Puzzle Jumble, the amazingly addictive puzzle game that takes picture puzzles to a whole new level. Make your way through delightful jigsaw puzzles full of beautiful colourful images… but watch out for the doors, springs, bombs and more as they are sure to create additional challenges and add to the fun.
Choose between arcade mode or attack mode and try to compete with top online scores.
We’re so sure you’re going to love Puzzle Jumble that we’re going to let you try it out for yourself – check out our FREE trial.
Orange Game is a mini game of a larger game prototype that ZPX decided to publish for the iPhone and more recently available on the Windows Phone 7. It took about 3 weeks to a month and two people to make the first release to pc/mac/web using Unity3D. You can try it online for free at its homepage or at Wooglie where it is the most played mini game at this time.
Orange Game is a thrilling game that tests the player skills.
In a remote town called Farmocolis, Uncle Bob asks for his nephew’s help to catch some oranges.
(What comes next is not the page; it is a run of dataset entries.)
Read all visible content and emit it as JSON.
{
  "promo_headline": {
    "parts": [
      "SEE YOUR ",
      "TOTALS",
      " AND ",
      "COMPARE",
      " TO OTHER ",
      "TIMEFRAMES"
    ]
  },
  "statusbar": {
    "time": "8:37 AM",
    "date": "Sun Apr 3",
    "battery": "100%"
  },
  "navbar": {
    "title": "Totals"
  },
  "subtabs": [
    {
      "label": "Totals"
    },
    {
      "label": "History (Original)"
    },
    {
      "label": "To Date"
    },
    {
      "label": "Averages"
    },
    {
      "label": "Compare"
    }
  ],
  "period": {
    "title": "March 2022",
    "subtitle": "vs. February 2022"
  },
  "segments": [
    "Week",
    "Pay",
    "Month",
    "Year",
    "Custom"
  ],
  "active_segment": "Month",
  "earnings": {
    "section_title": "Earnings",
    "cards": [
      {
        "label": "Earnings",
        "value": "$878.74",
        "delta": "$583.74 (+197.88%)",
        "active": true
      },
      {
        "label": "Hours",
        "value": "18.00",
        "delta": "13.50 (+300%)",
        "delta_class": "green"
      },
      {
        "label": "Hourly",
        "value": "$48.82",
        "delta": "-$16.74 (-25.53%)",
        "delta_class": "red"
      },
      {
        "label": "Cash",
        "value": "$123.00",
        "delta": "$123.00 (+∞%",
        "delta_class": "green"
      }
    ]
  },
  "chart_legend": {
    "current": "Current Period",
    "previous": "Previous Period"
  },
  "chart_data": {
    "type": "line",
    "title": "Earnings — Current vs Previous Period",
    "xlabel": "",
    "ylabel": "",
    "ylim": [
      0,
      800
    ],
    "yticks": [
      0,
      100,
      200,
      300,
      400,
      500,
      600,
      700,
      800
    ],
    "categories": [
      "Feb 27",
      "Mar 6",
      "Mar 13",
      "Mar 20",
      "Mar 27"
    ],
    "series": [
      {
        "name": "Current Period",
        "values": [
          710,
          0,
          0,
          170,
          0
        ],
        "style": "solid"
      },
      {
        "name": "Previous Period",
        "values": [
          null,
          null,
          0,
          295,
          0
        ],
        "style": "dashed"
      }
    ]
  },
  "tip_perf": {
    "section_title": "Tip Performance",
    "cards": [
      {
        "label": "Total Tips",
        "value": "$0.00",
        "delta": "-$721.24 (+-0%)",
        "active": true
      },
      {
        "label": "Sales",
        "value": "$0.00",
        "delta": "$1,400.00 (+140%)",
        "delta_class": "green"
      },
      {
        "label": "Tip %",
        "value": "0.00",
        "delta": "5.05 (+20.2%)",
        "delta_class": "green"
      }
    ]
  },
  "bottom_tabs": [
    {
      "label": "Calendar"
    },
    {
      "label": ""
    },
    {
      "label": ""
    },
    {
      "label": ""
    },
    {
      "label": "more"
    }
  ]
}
Little Zoy thought it was a boring task so, to make things interesting, he decided to retrieve the oranges in a rather unusual way. Instead of using a basket to carry oranges like a normal person, he uses a helmet with a spring attached. The oranges bounce on his head and he doesn’t know where they’ll fall. They either fall in an empty zone which Zoy has to prevent it from happening or they will fall in their final destination, the truck with an insanely deep cargo area.
As time passes by Uncle Bob will give more and more oranges to Zoy and this is where the fun begins!
Orange Game on the iPhone and WP7
This project is where I started my career as a game programmer professionally. In 2005 I joined Move Interactive to work on this title which unfortunately haven’t seen the light of day. But I learned a lot while working on this project and I can say I’m proud of my work and the work of the rest of the team. We sure did a good job building an engine from scratch and putting up a trailer and technology demo for E3, a playable prototype using our in house engine and also one more prototype using the Unreal Engine 3 (UE3). IGN wrote a nice preview about it after E3.
Ugo Volt is an action/adventure game played in first and third person. Ugo, the main character, leads a rebellion group against a the corporation controlling a post-apocalyptic future. He is the first prototype of a hybrid humanoid with implants that allow him to control electricity in different ways.
It was first presented at E3 in April of 2006 with a trailer built using the in house engine and two tech demos showing the engine’s capabilities. Still using the proprietary in October of 2007 the first playable demo was released on both PC and XBox 360 in the form of vertical slice. Trying to focus the low resources available on the gameplay, Move Interactive decided to switch to Unreal Technology and another playable demo was launched in March of 2008 using the UE3.
Playable demo using Unreal Engine 3
Being a small team of developers, my responsibilities in this project varied in different areas including: core engine, editor, engine’s integration with FMOD, ScaleFormFX and GameMonkey script, gameplay, simple particle and shader effects, cinematic engine and sound manager.
While I was working at Move Interactive as a game programmer, we were just finishing another prototype of Ugo Volt and there was an opportunity to develop a simple 3D platformer game. Inspired by Pandemonium, we developed Floribella.
The Floribella game is based on an argentine telenovela named Floricienta which was very popular some years ago in the Portuguese adaptation with the same name.
This project begun in June of 2007 and was published by November 25th of that same year in Portugal. More recently in 2009 it was launched in several other countries such as Italy, France, Spain and Brazil.
The Torque Game Engine was used in this production where I worked as a gameplay programmer in both Torque Script and C++.